Recorded data:
☆ ☆ ☆

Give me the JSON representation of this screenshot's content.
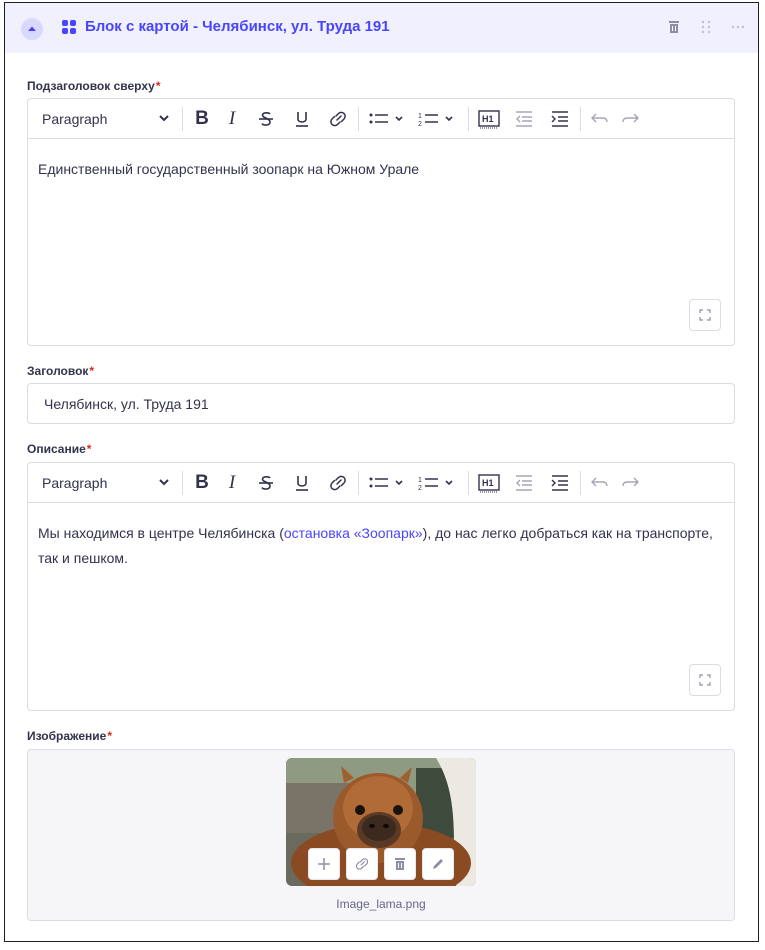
{
  "block": {
    "title": "Блок с картой - Челябинск, ул. Труда 191",
    "colors": {
      "accent": "#4945ff",
      "header_bg": "#f0f0ff",
      "required": "#d02b20"
    }
  },
  "subtitle_field": {
    "label": "Подзаголовок сверху",
    "required_mark": "*",
    "toolbar": {
      "paragraph": "Paragraph",
      "bold": "B",
      "italic": "I"
    },
    "text": "Единственный государственный зоопарк на Южном Урале"
  },
  "heading_field": {
    "label": "Заголовок",
    "required_mark": "*",
    "value": "Челябинск, ул. Труда 191"
  },
  "description_field": {
    "label": "Описание",
    "required_mark": "*",
    "toolbar": {
      "paragraph": "Paragraph",
      "bold": "B",
      "italic": "I"
    },
    "text_before": "Мы находимся в центре Челябинска (",
    "link_text": "остановка «Зоопарк»",
    "text_after": "), до нас легко добраться как на транспорте, так и пешком."
  },
  "image_field": {
    "label": "Изображение",
    "required_mark": "*",
    "filename": "Image_lama.png"
  }
}
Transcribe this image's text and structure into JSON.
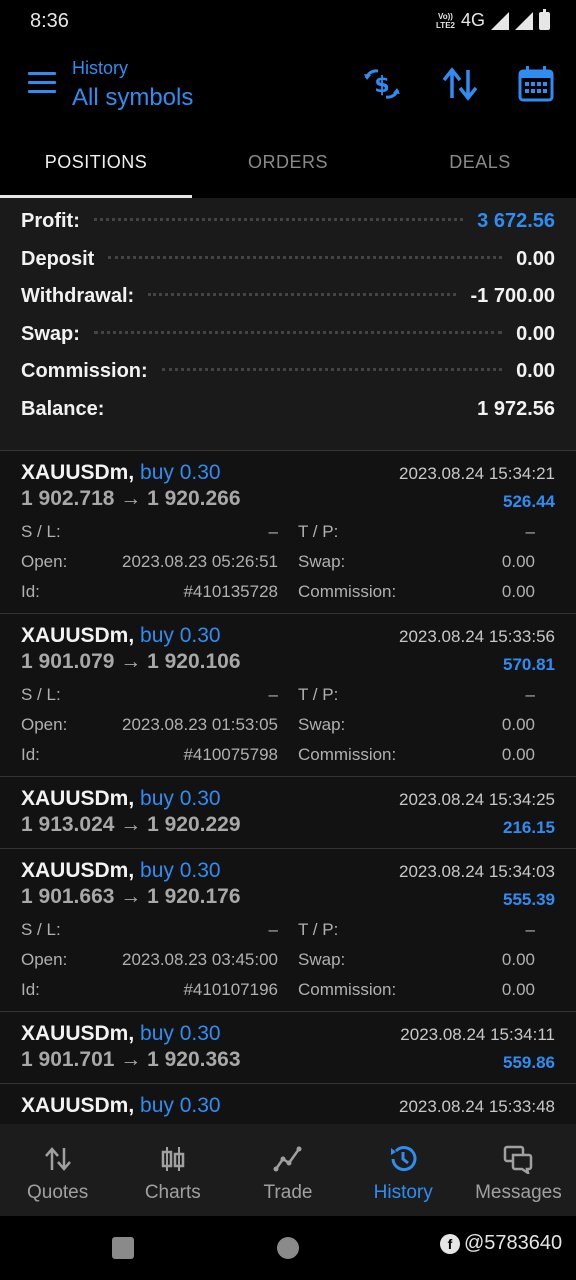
{
  "status_bar": {
    "time": "8:36",
    "volte": "Vo)) LTE2",
    "network": "4G"
  },
  "app_bar": {
    "subtitle": "History",
    "title": "All symbols"
  },
  "tabs": [
    {
      "label": "POSITIONS",
      "active": true
    },
    {
      "label": "ORDERS",
      "active": false
    },
    {
      "label": "DEALS",
      "active": false
    }
  ],
  "summary": {
    "profit_label": "Profit:",
    "profit_value": "3 672.56",
    "deposit_label": "Deposit",
    "deposit_value": "0.00",
    "withdrawal_label": "Withdrawal:",
    "withdrawal_value": "-1 700.00",
    "swap_label": "Swap:",
    "swap_value": "0.00",
    "commission_label": "Commission:",
    "commission_value": "0.00",
    "balance_label": "Balance:",
    "balance_value": "1 972.56"
  },
  "detail_labels": {
    "sl": "S / L:",
    "tp": "T / P:",
    "open": "Open:",
    "swap": "Swap:",
    "id": "Id:",
    "commission": "Commission:"
  },
  "deals": [
    {
      "symbol": "XAUUSDm,",
      "side": "buy 0.30",
      "price": "1 902.718 → 1 920.266",
      "date": "2023.08.24 15:34:21",
      "pl": "526.44",
      "sl": "–",
      "tp": "–",
      "open": "2023.08.23 05:26:51",
      "swap": "0.00",
      "id": "#410135728",
      "commission": "0.00"
    },
    {
      "symbol": "XAUUSDm,",
      "side": "buy 0.30",
      "price": "1 901.079 → 1 920.106",
      "date": "2023.08.24 15:33:56",
      "pl": "570.81",
      "sl": "–",
      "tp": "–",
      "open": "2023.08.23 01:53:05",
      "swap": "0.00",
      "id": "#410075798",
      "commission": "0.00"
    },
    {
      "symbol": "XAUUSDm,",
      "side": "buy 0.30",
      "price": "1 913.024 → 1 920.229",
      "date": "2023.08.24 15:34:25",
      "pl": "216.15"
    },
    {
      "symbol": "XAUUSDm,",
      "side": "buy 0.30",
      "price": "1 901.663 → 1 920.176",
      "date": "2023.08.24 15:34:03",
      "pl": "555.39",
      "sl": "–",
      "tp": "–",
      "open": "2023.08.23 03:45:00",
      "swap": "0.00",
      "id": "#410107196",
      "commission": "0.00"
    },
    {
      "symbol": "XAUUSDm,",
      "side": "buy 0.30",
      "price": "1 901.701 → 1 920.363",
      "date": "2023.08.24 15:34:11",
      "pl": "559.86"
    },
    {
      "symbol": "XAUUSDm,",
      "side": "buy 0.30",
      "date": "2023.08.24 15:33:48"
    }
  ],
  "bottom_nav": [
    {
      "label": "Quotes",
      "icon": "quotes-icon",
      "active": false
    },
    {
      "label": "Charts",
      "icon": "charts-icon",
      "active": false
    },
    {
      "label": "Trade",
      "icon": "trade-icon",
      "active": false
    },
    {
      "label": "History",
      "icon": "history-icon",
      "active": true
    },
    {
      "label": "Messages",
      "icon": "messages-icon",
      "active": false
    }
  ],
  "watermark": "@5783640",
  "colors": {
    "accent": "#2f8df2",
    "background": "#121212",
    "summary_bg": "#1a1a1a"
  }
}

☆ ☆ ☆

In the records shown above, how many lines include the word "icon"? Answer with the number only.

EXERCISE OUTPUT
5